I think I’m failing as a parent.
Okay—maybe not in an all-around way, but in this one area I seem to be falling miserably short.
My kids despise chores. Is that too strong of a word? Well, anyway, they certainly don’t love them. And instead of the happy heart and willing attitude I expect when I ask for help, I get shoulders dropping to the floor, feet dragging, and voices whining.
I’m kind of embarrassed to admit that. I think I’m raising pretty nice kids, really. They’re generally kind and obedient and fun to be with. Respectful of others. So I guess I’m not doing everything wrong, but this anti-chore attitude is definitely concerning.
Gosh, I guess it’s been a year already since I initially set this goal: my kids were going to start learning to do chores. Yeah, I’ve always expected the normal, basic things—pick up your toys, clean your room, take your plate to the sink—but last spring I had this vision of me taking time and effort to teach the kids some household chores. It was going to be hard for a while, I knew, but so worth the investment once I had developed my “team.”
It lasted for a while. I taught Elliana how to wipe the table clean. I taught Abel how to sweep and mop. I taught Amariah how to wash dishes. And I taught Isabel how to fold laundry. The idea was that once they had each mastered their chore, we would rotate or add in something new.
I don’t know what happened. Life? But the chore training died somewhere mid-second rotation. So now here I am a year later, without a “team,” and totally disappointed in myself for doing my family this injustice.
I mean, this has been a problem for a while. But it really struck me again last week. I had happily announced to the kids that we were going to have a fun, family cleaning day—work really hard, all of us together, and get a lot done around the house. (And truly, I was excited about this. The inspiration had hit, you know?) Of course, the groaning and complaining ensued. They apparently had some grandiose plans of their own, and mine were interfering.
And then a neighbor kid came ringing the doorbell, and I told the kids they’d have to say no to playing because they had some chores to do.
The (brutally truthful) objection came from seven-year-old Amariah:
But we don’t do chores!
And it struck me. No—you don’t. And that’s my fault.
Here’s more truth: I’m drowning in laundry, I could probably count on one hand the number of times I’ve vacuumed in the last six months (cringe)… I need a little help around here!
For one thing, I need some new systems.

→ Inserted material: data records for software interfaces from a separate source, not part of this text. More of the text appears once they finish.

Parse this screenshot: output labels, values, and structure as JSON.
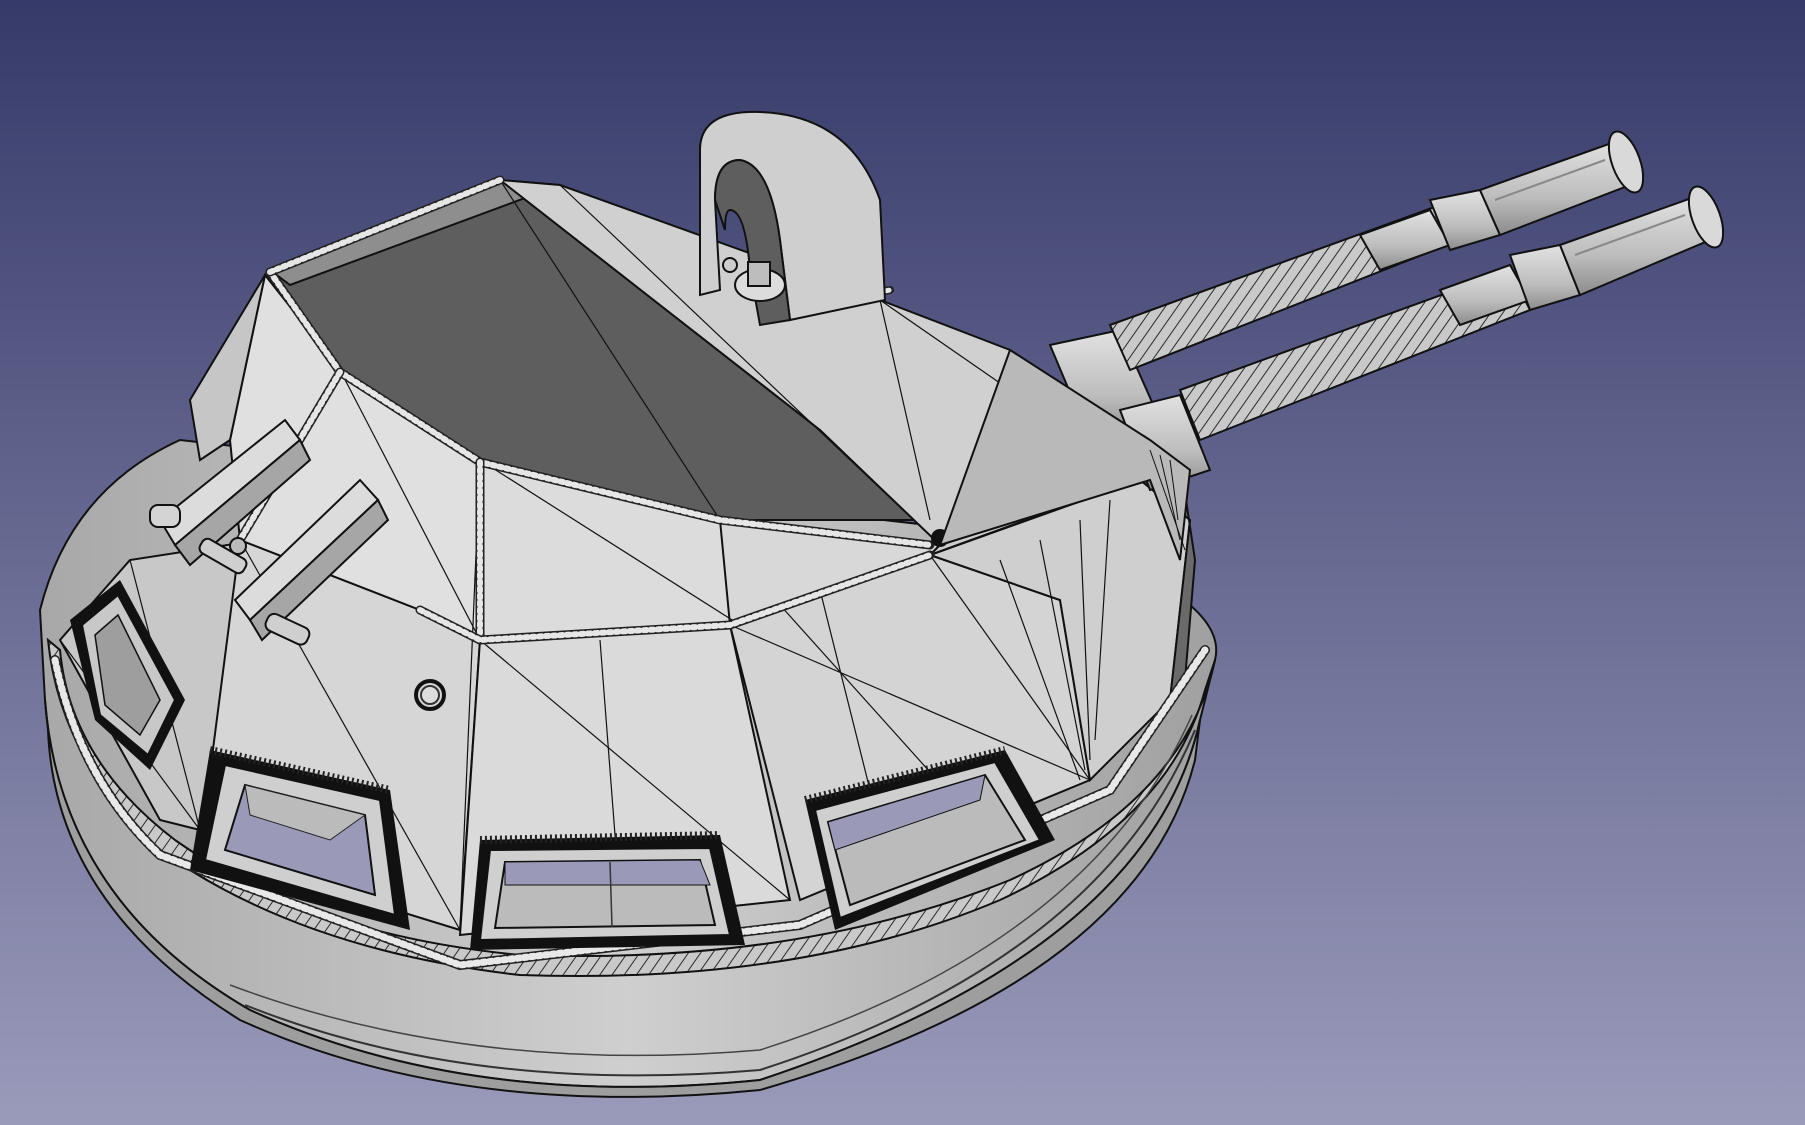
{
  "viewport": {
    "background_top": "#363a69",
    "background_bottom": "#9a9bbb"
  },
  "model": {
    "object": "twin-barrel-turret",
    "render_mode": "flat-lines",
    "face_color": "#d2d2d2",
    "shadow_color": "#8a8a8a",
    "dark_face_color": "#5e5e5e",
    "edge_color": "#111111"
  }
}
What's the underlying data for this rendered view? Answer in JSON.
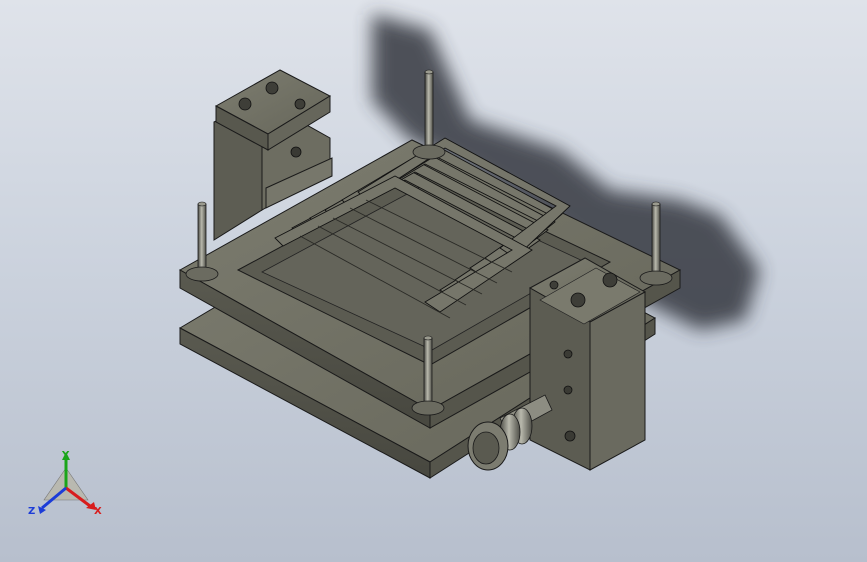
{
  "viewport": {
    "background_top": "#dfe3ea",
    "background_bottom": "#b7bfcd"
  },
  "model": {
    "part_color": "#6f6f63",
    "part_highlight": "#8a8a7c",
    "part_shadow": "#4d4d44",
    "edge_color": "#1a1a1a",
    "shadow_color": "#3a3f46"
  },
  "triad": {
    "x_label": "X",
    "y_label": "Y",
    "z_label": "Z",
    "x_color": "#d81c1c",
    "y_color": "#1aa51a",
    "z_color": "#1c3cd8"
  }
}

Whatever laundry and housecleaning schedule was working so well for me when the kids were little and still napping is so six years ago—life looks different now, and I need to find a housekeeping routine that fits. And for the other thing, the bigger the kids get, the bigger the workload gets; and I just can’t seem to do it all anymore.
Nor should I. I have four little helpers who need to learn and experience chores—not because Mommy is tired and failing to get it all done, but because these are important life skills that are best learned now while they’re still young.
I know I need to do this, but I’m not entirely sure what my next step should be. My previous method—giving each of them one chore to master at a time—worked while it lasted. But how do I stay in it? How do I make it a part of everyday life? And how does it move from dutiful completion of a chore on a list to natural, non-scripted helpfulness?
With four kids, a few thousand square feet, and failure to have carried this chore thing out sooner, I’m overwhelmed. I don’t know where to start or how not to quit.